Task statement: Nothing in the records should change; write them all out exactly.

Supplied records:
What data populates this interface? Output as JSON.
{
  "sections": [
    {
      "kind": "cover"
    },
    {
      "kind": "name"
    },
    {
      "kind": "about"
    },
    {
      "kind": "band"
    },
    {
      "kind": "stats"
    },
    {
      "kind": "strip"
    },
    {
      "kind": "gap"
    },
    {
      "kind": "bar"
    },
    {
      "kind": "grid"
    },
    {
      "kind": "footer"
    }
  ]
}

Problem solution:
What data populates this interface? Output as JSON.
{
  "sections": [
    {
      "kind": "cover"
    },
    {
      "kind": "name"
    },
    {
      "kind": "about"
    },
    {
      "kind": "band"
    },
    {
      "kind": "stats"
    },
    {
      "kind": "strip"
    },
    {
      "kind": "gap"
    },
    {
      "kind": "bar"
    },
    {
      "kind": "grid"
    },
    {
      "kind": "footer"
    }
  ]
}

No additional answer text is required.